The Mid-Autumn Festival revolves around the moon, so it’s only natural that mooncakes would be a thing! They originated in China, but in Vietnam these cakes are called Banh Trung Thu, which means mid-autumn cake.
There are two main shapes of mooncake in Vietnam. The circle represents the sky, and square represents the earth.
Mooncakes often have flower patterns on them, symbolizing beauty and happiness. There are also other elaborate shapes, such as fish!
There are also two main types of crust, the baked crust, which uses wheat flour.
And the glutinous crust, which uses sticky rice flour. These crusts are very heavy and hard to get through.
Mooncakes come with a variety of fillings. The sweet ones often have red or green bean fillings. The one pictured below was very sweet and rich.
The savory or salty ones have a long list of ingredients, such as chicken or pork, Chinese sausage, melon seeds, peanuts, cashews, lime, sunflower seeds, sesame seeds, lotus seeds, sausage, and more. Often they have five different types of kernals and nuts.
Where we bought them
We bought one from a Vin Mart supermarket chain. We asked one of the employees where we could find mooncakes, and she told us they were sold out due to the festival. However, she managed to find a couple sitting near the registers. Then she helped us figure out which was which.
It was quite amusing because she asked if we like sweet or salty and we said we had no idea. She said she preferred sweet because, “The pork is too strong.” She then proceeded to show us which ones were pork, pointing and angrily saying, “Pork, pork, pork, pork,” until she found one that was sweet with beans. We bought that one.
The other, we found in a bakery, where they were kind enough to let us into the back and take a look at them making all the different mooncakes.

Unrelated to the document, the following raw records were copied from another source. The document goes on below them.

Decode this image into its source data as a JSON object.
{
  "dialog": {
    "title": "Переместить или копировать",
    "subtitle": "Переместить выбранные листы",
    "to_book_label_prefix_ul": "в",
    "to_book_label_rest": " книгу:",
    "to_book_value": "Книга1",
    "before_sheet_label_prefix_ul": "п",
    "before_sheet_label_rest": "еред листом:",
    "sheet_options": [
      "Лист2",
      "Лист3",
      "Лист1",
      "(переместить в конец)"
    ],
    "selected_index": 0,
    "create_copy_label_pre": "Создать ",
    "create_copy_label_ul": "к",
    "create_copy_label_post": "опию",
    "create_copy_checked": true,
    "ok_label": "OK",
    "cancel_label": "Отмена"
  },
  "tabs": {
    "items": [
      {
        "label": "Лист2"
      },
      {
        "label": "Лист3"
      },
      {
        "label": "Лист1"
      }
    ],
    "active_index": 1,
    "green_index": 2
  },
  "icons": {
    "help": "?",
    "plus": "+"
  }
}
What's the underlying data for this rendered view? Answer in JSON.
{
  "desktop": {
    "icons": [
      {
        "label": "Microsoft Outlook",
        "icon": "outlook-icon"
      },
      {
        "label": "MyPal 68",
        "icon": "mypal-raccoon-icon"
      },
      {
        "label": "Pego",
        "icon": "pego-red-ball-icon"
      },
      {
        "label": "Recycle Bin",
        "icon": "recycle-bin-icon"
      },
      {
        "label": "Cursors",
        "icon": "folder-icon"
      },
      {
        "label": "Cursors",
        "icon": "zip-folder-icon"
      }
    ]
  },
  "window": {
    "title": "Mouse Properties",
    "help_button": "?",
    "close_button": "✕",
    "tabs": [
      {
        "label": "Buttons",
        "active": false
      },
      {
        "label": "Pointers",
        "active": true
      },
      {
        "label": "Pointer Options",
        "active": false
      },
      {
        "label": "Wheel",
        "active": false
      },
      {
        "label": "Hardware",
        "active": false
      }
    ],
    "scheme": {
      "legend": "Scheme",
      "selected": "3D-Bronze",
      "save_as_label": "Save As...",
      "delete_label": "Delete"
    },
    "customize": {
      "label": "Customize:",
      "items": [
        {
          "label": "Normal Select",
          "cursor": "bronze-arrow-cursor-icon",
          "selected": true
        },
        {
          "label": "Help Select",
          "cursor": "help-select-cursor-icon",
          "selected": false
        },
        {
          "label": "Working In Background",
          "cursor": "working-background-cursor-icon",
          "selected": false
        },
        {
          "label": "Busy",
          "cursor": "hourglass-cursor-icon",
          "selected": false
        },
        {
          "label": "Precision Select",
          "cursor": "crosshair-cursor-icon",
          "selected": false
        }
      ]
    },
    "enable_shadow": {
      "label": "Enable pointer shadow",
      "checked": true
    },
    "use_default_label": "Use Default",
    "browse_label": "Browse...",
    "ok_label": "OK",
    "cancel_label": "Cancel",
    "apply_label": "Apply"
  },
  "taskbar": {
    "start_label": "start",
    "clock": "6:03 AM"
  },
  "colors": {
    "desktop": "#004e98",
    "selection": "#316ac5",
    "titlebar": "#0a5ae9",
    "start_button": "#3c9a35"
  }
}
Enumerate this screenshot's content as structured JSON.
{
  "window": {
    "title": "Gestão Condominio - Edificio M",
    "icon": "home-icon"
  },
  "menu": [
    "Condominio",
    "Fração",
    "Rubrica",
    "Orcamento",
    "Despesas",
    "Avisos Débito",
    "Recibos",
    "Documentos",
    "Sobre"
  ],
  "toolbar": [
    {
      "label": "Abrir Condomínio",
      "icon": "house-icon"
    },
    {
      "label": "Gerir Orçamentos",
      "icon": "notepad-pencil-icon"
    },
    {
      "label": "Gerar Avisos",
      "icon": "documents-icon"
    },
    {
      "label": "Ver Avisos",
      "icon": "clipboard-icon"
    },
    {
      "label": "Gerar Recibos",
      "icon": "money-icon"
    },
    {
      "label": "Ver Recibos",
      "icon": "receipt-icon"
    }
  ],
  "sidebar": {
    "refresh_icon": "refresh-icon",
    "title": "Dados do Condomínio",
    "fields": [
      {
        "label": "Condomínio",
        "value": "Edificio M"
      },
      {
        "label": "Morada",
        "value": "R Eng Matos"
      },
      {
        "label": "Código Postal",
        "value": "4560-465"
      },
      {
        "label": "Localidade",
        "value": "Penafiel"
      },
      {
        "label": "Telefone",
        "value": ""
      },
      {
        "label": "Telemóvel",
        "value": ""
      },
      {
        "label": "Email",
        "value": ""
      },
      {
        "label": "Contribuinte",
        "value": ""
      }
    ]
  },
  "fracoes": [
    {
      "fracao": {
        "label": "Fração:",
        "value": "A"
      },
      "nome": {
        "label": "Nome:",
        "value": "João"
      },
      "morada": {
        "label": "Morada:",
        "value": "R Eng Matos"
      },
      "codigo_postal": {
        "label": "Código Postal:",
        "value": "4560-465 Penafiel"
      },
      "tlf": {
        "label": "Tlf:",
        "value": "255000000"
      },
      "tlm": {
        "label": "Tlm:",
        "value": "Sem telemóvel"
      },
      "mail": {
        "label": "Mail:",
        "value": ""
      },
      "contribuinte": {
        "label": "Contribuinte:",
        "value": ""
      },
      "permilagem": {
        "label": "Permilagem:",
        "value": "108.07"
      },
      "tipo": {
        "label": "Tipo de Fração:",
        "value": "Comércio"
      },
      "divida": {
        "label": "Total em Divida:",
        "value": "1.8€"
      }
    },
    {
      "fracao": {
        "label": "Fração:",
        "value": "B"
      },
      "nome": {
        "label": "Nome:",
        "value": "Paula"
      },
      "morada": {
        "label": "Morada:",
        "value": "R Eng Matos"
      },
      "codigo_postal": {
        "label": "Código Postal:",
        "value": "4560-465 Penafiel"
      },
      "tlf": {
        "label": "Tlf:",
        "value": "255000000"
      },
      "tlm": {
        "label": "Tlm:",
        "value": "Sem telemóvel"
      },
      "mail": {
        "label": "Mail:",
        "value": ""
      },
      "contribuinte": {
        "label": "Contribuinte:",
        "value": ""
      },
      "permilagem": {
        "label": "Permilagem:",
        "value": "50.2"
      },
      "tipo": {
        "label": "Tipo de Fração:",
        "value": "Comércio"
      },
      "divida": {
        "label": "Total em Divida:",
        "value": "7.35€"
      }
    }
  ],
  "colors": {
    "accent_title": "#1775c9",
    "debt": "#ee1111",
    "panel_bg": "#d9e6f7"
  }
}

While walking along, we came across a cooking demonstration where the chefs were making sticky rice mooncake pastry.
We got to taste a sample. It was quite chewy, and not in a bad way.
What we thought of them
We found the flavours to be very rich and the mooncakes to be very filling. The salty one kind of reminded me a little of Christmas pudding, with all the different flavours and spices. If you’re a fan of that type of thing, you’ll probably like these mooncakes.
For such a small little cake, we both struggled to even get through half a one, they’re that strong to eat. They’re also pretty expensive to buy, generally ranging from 45,000-150,000 VND per cake.
It’s not something we’d buy again, but we’re glad to have tasted the flavors of festivity and unity.